Search the entries for the word "icon" and return every line where it is found.
────────────────────
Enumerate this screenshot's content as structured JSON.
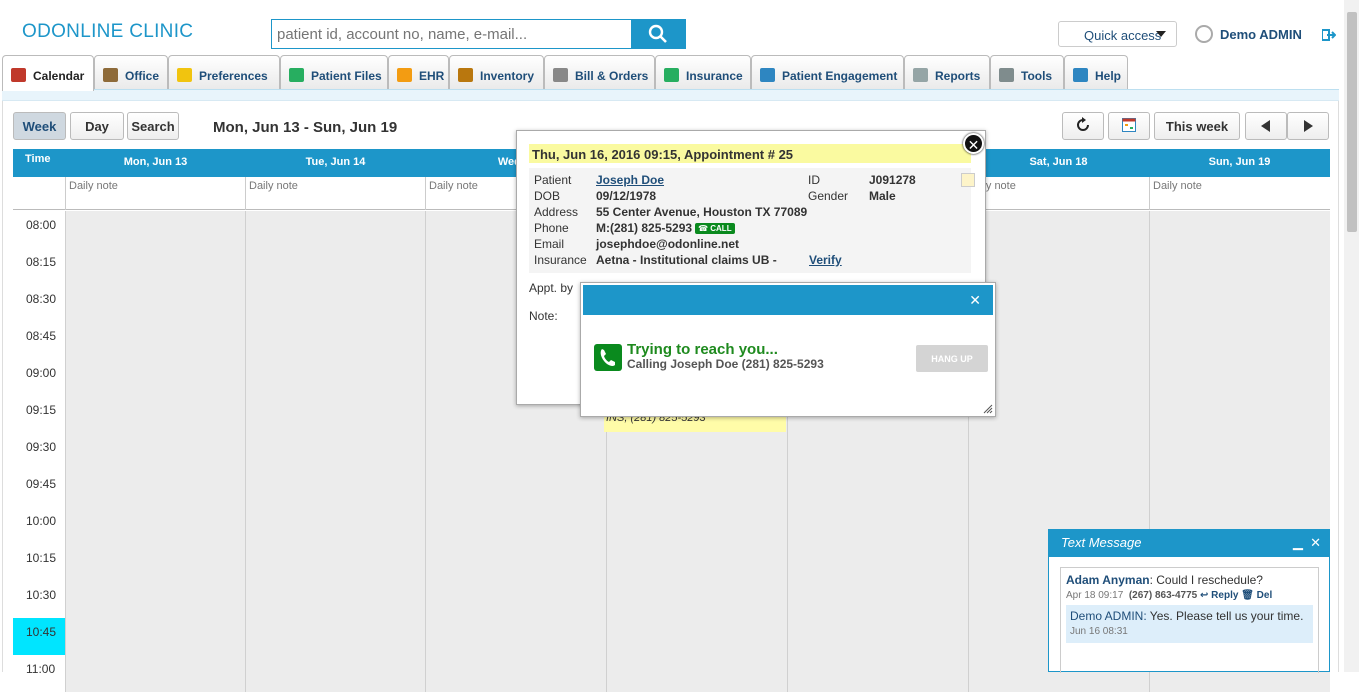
{
  "app": {
    "title": "ODONLINE CLINIC"
  },
  "search": {
    "placeholder": "patient id, account no, name, e-mail..."
  },
  "quick_access": "Quick access",
  "user": "Demo ADMIN",
  "tabs": [
    {
      "label": "Calendar",
      "icon": "calendar-icon",
      "color": "#c0392b"
    },
    {
      "label": "Office",
      "icon": "home-icon",
      "color": "#8e6b3a"
    },
    {
      "label": "Preferences",
      "icon": "edit-icon",
      "color": "#f1c40f"
    },
    {
      "label": "Patient Files",
      "icon": "folder-icon",
      "color": "#27ae60"
    },
    {
      "label": "EHR",
      "icon": "lightning-icon",
      "color": "#f39c12"
    },
    {
      "label": "Inventory",
      "icon": "box-icon",
      "color": "#b9770e"
    },
    {
      "label": "Bill & Orders",
      "icon": "cart-icon",
      "color": "#888888"
    },
    {
      "label": "Insurance",
      "icon": "money-icon",
      "color": "#27ae60"
    },
    {
      "label": "Patient Engagement",
      "icon": "globe-icon",
      "color": "#2e86c1"
    },
    {
      "label": "Reports",
      "icon": "report-icon",
      "color": "#95a5a6"
    },
    {
      "label": "Tools",
      "icon": "wrench-icon",
      "color": "#7f8c8d"
    },
    {
      "label": "Help",
      "icon": "help-icon",
      "color": "#2e86c1"
    }
  ],
  "toolbar": {
    "week": "Week",
    "day": "Day",
    "search": "Search",
    "range": "Mon, Jun 13 - Sun, Jun 19",
    "this_week": "This week"
  },
  "grid": {
    "time_label": "Time",
    "days": [
      "Mon, Jun 13",
      "Tue, Jun 14",
      "Wed, J",
      "",
      "",
      "Sat, Jun 18",
      "Sun, Jun 19"
    ],
    "daily_note": "Daily note",
    "daily_note_partial": "ily note",
    "times": [
      "08:00",
      "08:15",
      "08:30",
      "08:45",
      "09:00",
      "09:15",
      "09:30",
      "09:45",
      "10:00",
      "10:15",
      "10:30",
      "10:45",
      "11:00"
    ],
    "current_time": "10:45"
  },
  "appointment_snippet": "INS, (281) 825-5293",
  "appt_popup": {
    "title": "Thu, Jun 16, 2016 09:15, Appointment # 25",
    "labels": {
      "patient": "Patient",
      "dob": "DOB",
      "address": "Address",
      "phone": "Phone",
      "email": "Email",
      "insurance": "Insurance",
      "id": "ID",
      "gender": "Gender",
      "appt_by": "Appt. by",
      "note": "Note:"
    },
    "patient": "Joseph Doe",
    "dob": "09/12/1978",
    "address": "55 Center Avenue, Houston TX 77089",
    "phone": "M:(281) 825-5293",
    "call": "CALL",
    "email": "josephdoe@odonline.net",
    "insurance": "Aetna - Institutional claims UB -",
    "verify": "Verify",
    "id": "J091278",
    "gender": "Male"
  },
  "call_dialog": {
    "trying": "Trying to reach you...",
    "calling": "Calling Joseph Doe (281) 825-5293",
    "hangup": "HANG UP"
  },
  "text_message": {
    "title": "Text Message",
    "sender": "Adam Anyman",
    "message": ": Could I reschedule?",
    "time": "Apr 18 09:17",
    "phone": "(267) 863-4775",
    "reply": "Reply",
    "del": "Del",
    "reply_author": "Demo ADMIN:",
    "reply_text": " Yes. Please tell us your time.",
    "reply_time": "Jun 16 08:31"
  }
}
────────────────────
SOLUTION TO THIS PROBLEM.
      "icon": "calendar-icon",
      "icon": "home-icon",
      "icon": "edit-icon",
      "icon": "folder-icon",
      "icon": "lightning-icon",
      "icon": "box-icon",
      "icon": "cart-icon",
      "icon": "money-icon",
      "icon": "globe-icon",
      "icon": "report-icon",
      "icon": "wrench-icon",
      "icon": "help-icon",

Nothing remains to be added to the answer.